Your objective. Only lines containing "icon" are wanted from the data below. Copy those lines.

━━━━━━━━━━━━━━━━━━━━

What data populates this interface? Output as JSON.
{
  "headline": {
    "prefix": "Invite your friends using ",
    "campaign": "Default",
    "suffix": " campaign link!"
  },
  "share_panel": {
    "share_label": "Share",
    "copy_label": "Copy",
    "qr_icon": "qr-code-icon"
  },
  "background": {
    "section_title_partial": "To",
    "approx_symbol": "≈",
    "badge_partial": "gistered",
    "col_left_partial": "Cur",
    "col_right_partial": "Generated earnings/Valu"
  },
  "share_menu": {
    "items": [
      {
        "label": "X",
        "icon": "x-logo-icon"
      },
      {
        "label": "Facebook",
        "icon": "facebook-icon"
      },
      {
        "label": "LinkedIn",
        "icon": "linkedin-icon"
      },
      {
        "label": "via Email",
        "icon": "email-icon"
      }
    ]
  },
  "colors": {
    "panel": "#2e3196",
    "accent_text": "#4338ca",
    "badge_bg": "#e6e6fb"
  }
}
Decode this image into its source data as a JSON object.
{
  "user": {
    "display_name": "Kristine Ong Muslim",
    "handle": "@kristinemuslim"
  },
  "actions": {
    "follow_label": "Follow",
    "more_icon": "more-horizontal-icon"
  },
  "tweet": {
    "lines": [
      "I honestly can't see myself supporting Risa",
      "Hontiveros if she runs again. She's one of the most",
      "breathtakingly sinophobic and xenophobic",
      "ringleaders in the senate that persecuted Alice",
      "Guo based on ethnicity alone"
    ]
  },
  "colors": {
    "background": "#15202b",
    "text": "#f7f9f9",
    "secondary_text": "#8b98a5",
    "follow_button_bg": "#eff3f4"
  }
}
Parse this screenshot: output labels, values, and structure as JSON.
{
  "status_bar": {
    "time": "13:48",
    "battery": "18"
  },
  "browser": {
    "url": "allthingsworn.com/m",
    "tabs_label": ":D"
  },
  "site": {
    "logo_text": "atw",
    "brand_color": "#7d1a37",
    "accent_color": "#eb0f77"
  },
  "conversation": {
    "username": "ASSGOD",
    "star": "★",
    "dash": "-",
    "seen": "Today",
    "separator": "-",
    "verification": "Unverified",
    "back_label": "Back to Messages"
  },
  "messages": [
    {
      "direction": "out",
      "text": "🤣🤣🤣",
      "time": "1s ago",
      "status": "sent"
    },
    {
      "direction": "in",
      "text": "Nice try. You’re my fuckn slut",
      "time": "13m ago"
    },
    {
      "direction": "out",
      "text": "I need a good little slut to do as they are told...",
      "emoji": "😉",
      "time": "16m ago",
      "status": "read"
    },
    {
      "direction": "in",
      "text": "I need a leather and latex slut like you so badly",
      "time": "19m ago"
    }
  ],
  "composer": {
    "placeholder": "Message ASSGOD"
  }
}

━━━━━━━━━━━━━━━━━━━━

Reply to the task.
    "qr_icon": "qr-code-icon"
        "icon": "x-logo-icon"
        "icon": "facebook-icon"
        "icon": "linkedin-icon"
        "icon": "email-icon"
    "more_icon": "more-horizontal-icon"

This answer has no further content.